*** DATA TO PROCESS ***

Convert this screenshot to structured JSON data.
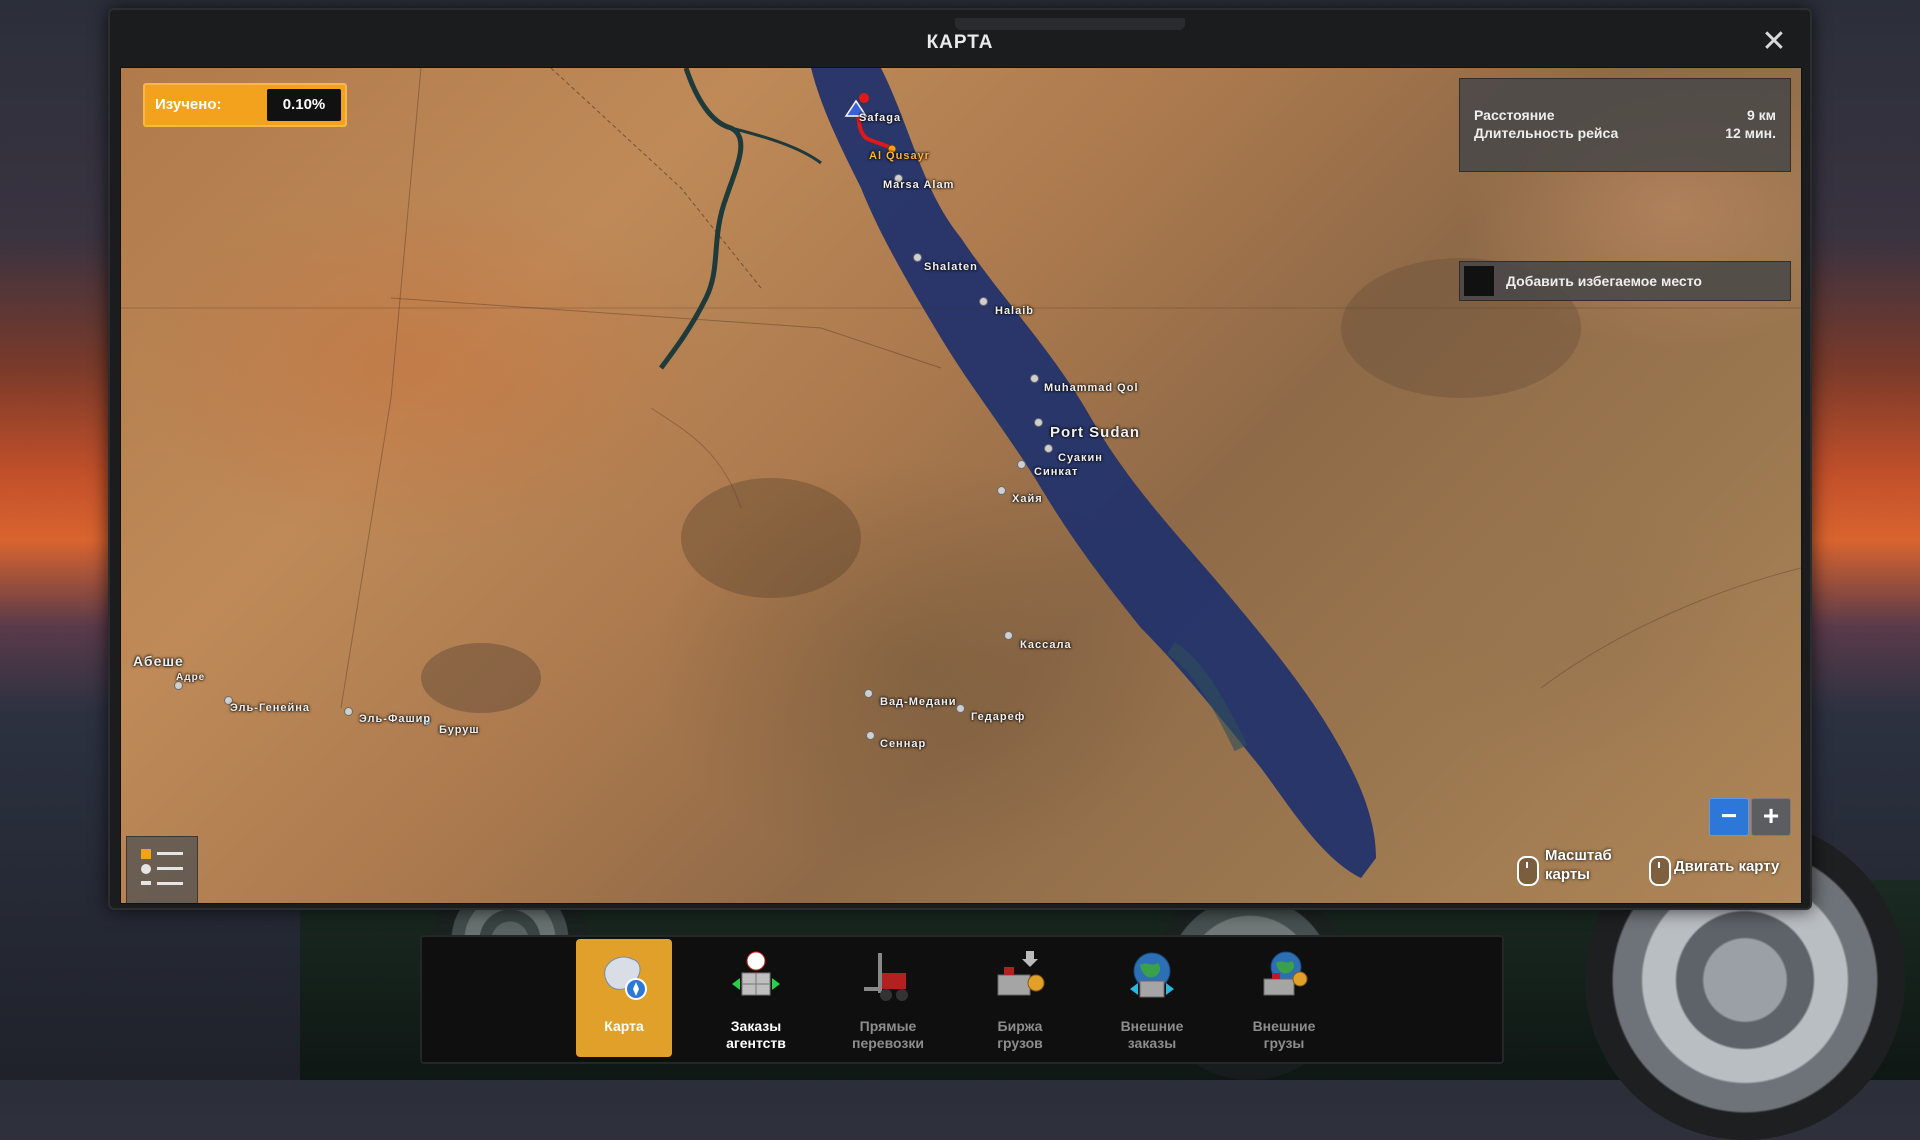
{
  "window": {
    "title": "КАРТА"
  },
  "explored": {
    "label": "Изучено:",
    "value": "0.10%"
  },
  "route_info": {
    "distance_label": "Расстояние",
    "distance_value": "9 км",
    "duration_label": "Длительность рейса",
    "duration_value": "12 мин."
  },
  "avoid": {
    "label": "Добавить избегаемое место"
  },
  "cities": {
    "safaga": "Safaga",
    "al_qusayr": "Al Qusayr",
    "marsa_alam": "Marsa Alam",
    "shalaten": "Shalaten",
    "halaib": "Halaib",
    "muhammad_qol": "Muhammad Qol",
    "port_sudan": "Port Sudan",
    "suakin": "Суакин",
    "sinkat": "Синкат",
    "haya": "Хайя",
    "kassala": "Кассала",
    "wad_medani": "Вад-Медани",
    "gedaref": "Гедареф",
    "sennar": "Сеннар",
    "abeshe": "Абеше",
    "adre": "Адре",
    "el_geneina": "Эль-Генейна",
    "el_fasher": "Эль-Фашир",
    "burush": "Буруш"
  },
  "hints": {
    "zoom_line1": "Масштаб",
    "zoom_line2": "карты",
    "move": "Двигать карту"
  },
  "toolbar": {
    "items": [
      {
        "label": "Карта",
        "icon": "europe-map-icon"
      },
      {
        "label": "Заказы\nагентств",
        "icon": "agency-orders-icon"
      },
      {
        "label": "Прямые\nперевозки",
        "icon": "forklift-icon"
      },
      {
        "label": "Биржа\nгрузов",
        "icon": "freight-market-icon"
      },
      {
        "label": "Внешние\nзаказы",
        "icon": "globe-orders-icon"
      },
      {
        "label": "Внешние\nгрузы",
        "icon": "globe-cargo-icon"
      }
    ]
  },
  "colors": {
    "accent": "#e0a02a",
    "zoom_active": "#2d77d8",
    "route": "#e01818",
    "sea": "#23336b"
  }
}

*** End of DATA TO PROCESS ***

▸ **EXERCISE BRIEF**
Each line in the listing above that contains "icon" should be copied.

▸ **RESPONSE TO THIS EXERCISE**
        "icon": "europe-map-icon"
        "icon": "agency-orders-icon"
        "icon": "forklift-icon"
        "icon": "freight-market-icon"
        "icon": "globe-orders-icon"
        "icon": "globe-cargo-icon"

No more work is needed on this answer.